A new media professor and author of The Parent App: Understanding Families in the Digital Age talks about how parents can manage their children's (and their own) use of digital technology. Join the conversation about the fast-changing world of communication and connection.
Nearly 100,000 Americans suffer from the blood disorder sickle cell anemia, a painful disease that shortens life-expectancy. Sickle cells aren’t round – they’re shaped like a crescent moon - and Radio Rookie Bree Person hates looking at them. She hates talking about them too. But Pearson, a student at Washington Irving High School, decided she wanted more people to understand the illness. Hear her report and an interview with a pediatrician at the Children's Hospital at Montefiore.
Monday is the deadline for students to submit their choices for high school next year. While there are hundreds to choose from there is often excess demand for a handful of the most popular schools while newer or lesser known high schools get overlooked.
SchoolBook wishes its readers and listeners a Happy Thanksgiving. The site will be dark Thursday through the weekend. During the holiday, take a moment to share this story from a recent high school graduate who almost didn't make it through tenth grade. He makes a point of thanking one teacher, and his mom.
Teenagers age out of the foster care system at the age of 18. Many of them don't have the skills or the support network to make it on their own. Two advocates for children have written a book about six teens who found their way off the streets, and how they did it.
Over 6,000 students can return to their original school buildings Tuesday, two weeks after the storm surge knocked out dozens of schools from operation. The city plans to allocate about $200 million dollars in extra spending to repair the still-damaged buildings.
The vast majority of New York City schools opened their doors to students Monday, while about 100 remained closed because of damaged buildings, lingering power outages and the need to house evacuees. City officials say they are using Election Day to get these remaining schools ready for students Wednesday morning.
Many schools welcomed back their students Monday after a week of storm-related closures. P.S. 100 in Brighton Beach was a welcoming -- and warm -- place for many residents who are still without power after the storm known as Sandy. Also, Chancellor Dennis Walcott told WNYC that this week will be extremely challenging as the school system regroups after the storm.
Teachers, principals and school support staff mostly went back to work Friday, sharing their own Sandy stories and figuring out how and where to teach their students come Monday.
Staten Island was one of the areas hit hard by massive flooding from Sandy. Among the people that stayed, was the family of 17-year-old Tasina Berkey. Her family, like many of their neighbors, never experienced flooding like this before.
Public schools - and most private ones too - remain closed Wednesday as New York City cleans up from the flooding and storm damage wrought by Hurricane Sandy.
New York will be accelerating work on infrastructure projects, including PCB clean-up in city schools. These are projects that are “ready to go, need to happen, and will be finished in the fixed timetable,” the mayor said.
Economists Alvin Roth and Lloyd Shapley won the Nobel Prize for their work on matching systems. They are the architects of the current high school admissions process used in New York City.

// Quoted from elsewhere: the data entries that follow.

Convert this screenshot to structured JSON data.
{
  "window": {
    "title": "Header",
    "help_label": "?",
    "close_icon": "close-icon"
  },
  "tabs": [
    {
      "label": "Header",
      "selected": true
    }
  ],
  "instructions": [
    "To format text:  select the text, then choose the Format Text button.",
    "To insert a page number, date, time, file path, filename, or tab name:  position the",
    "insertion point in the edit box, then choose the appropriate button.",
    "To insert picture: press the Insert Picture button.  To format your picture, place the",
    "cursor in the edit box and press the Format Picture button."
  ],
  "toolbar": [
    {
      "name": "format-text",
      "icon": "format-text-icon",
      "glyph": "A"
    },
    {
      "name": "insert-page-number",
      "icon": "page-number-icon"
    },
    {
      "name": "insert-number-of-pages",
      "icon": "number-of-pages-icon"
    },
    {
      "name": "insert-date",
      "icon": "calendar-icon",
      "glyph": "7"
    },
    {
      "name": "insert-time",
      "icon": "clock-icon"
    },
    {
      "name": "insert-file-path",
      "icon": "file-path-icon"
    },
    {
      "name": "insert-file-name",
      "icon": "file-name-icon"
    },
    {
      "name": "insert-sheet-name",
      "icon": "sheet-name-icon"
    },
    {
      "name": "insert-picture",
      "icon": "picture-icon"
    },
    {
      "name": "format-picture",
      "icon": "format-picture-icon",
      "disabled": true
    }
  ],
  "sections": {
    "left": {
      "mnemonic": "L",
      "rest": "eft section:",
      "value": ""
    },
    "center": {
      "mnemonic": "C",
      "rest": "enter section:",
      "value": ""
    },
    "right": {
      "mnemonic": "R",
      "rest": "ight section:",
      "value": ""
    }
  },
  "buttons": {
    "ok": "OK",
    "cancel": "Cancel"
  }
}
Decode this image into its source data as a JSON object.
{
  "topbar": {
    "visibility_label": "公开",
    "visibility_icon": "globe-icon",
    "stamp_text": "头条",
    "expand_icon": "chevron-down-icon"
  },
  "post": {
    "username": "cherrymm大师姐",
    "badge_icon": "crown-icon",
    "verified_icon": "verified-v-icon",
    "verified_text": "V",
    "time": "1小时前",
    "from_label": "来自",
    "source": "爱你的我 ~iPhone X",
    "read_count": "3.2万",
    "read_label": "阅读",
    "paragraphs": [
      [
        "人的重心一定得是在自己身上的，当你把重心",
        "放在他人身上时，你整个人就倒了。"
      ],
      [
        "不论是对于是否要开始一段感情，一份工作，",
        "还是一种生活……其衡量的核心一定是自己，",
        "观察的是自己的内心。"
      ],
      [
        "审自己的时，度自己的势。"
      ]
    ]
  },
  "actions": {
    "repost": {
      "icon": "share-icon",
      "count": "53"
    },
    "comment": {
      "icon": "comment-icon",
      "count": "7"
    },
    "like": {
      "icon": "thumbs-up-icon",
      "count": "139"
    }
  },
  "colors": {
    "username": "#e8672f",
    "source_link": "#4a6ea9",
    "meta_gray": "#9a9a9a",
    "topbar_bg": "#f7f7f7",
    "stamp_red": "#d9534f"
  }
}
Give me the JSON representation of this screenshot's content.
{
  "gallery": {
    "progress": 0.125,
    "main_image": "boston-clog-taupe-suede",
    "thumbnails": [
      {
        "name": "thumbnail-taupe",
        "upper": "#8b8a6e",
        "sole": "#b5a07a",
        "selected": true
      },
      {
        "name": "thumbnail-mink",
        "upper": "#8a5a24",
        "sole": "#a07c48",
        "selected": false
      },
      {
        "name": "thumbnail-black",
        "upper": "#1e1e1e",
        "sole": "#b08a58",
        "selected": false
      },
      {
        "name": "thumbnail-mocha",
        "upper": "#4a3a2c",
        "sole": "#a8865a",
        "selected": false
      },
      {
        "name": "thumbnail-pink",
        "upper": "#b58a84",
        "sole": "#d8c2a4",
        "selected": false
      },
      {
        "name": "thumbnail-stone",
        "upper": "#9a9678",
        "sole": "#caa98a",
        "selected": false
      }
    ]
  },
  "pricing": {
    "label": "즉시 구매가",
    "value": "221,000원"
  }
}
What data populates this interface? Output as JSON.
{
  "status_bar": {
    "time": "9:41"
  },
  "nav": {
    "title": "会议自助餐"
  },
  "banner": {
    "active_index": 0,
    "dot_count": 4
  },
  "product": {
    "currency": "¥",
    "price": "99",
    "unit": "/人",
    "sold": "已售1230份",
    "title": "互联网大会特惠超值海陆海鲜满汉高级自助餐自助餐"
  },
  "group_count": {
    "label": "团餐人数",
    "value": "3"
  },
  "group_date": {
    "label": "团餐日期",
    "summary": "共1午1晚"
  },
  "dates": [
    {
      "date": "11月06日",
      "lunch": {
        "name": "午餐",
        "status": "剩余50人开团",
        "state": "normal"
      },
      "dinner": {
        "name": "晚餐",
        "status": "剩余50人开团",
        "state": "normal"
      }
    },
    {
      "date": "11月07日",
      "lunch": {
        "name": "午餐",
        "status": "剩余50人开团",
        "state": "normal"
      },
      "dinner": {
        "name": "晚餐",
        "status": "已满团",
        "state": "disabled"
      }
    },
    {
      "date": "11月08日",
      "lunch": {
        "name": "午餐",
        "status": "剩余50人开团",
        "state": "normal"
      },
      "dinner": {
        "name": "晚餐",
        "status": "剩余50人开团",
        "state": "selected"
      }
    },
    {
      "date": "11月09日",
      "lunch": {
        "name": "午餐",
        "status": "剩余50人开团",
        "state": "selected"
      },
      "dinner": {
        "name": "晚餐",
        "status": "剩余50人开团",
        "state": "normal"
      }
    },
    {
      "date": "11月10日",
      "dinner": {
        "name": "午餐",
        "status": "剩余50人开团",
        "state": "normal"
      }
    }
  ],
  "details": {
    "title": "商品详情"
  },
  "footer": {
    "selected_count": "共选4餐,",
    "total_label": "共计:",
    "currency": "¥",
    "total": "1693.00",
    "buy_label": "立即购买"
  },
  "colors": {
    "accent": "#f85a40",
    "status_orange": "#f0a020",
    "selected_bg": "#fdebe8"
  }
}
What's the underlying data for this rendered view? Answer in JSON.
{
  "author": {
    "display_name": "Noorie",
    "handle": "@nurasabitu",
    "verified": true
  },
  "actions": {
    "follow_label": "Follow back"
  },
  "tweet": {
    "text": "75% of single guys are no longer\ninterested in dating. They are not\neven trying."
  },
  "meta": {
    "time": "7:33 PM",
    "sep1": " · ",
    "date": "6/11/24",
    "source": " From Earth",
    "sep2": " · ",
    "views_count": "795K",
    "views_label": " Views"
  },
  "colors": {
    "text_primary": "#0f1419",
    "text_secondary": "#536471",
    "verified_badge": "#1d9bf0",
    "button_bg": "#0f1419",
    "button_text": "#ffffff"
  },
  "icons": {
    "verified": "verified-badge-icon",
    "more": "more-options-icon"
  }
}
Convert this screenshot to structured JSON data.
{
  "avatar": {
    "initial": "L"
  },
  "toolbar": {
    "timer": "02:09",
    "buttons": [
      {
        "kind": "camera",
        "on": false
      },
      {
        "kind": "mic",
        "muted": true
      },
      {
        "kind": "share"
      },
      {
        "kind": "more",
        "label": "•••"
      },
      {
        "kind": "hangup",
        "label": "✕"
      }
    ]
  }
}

This video of a town hall meeting for city high school students is a must-see for anyone wondering what happens in teens' digital lives. You'll learn the difference between drama and bullying, and hear how teens think adults should guide younger kids on Facebook use.
The SchoolBook team has added and updated helpful guides explaining the intricacies of the nation's largest school system, which has grown to a total of 1,750 schools this fall. Check them out for the latest on deadlines, rules and a road map to the Department of Education.
To cap a week-long education series, The Takeaway invited teachers from around the country - including New York City - to describe the students they worry about the most and the issues that are of the biggest concern to them. Take a listen.
Schoolbook contributor Arthur Goldstein's acerbic commentary on facing a new innovation at the start of every school year apparently is shared by many in the teaching profession. Teachers from all over the country echoed his frustration in an outpouring of online comments, and they are still streaming in.
More than 100 public television stations broadcasted a seven-hour telethon on Saturday to draw attention to the nation’s high school dropout crisis. It was just one piece of a larger "American Graduate" initiative.
A struggling high school is getting a vote of confidence after a very hard year. AT&T; Is giving Flushing High School money -- through the Sports and Arts in Schools Foundation -- to help with tutors and college advisors.
All families immersed in the college application process: this is a must-listen item. Journalists who cover higher education tell WNYC of the challenges facing this generation, including rising tuitions, burdensome student debt and poor job prospects upon graduation. If that's not enough to depress you, there's even an interactive graphic that allows you to compare the cost of college when you attended with current costs.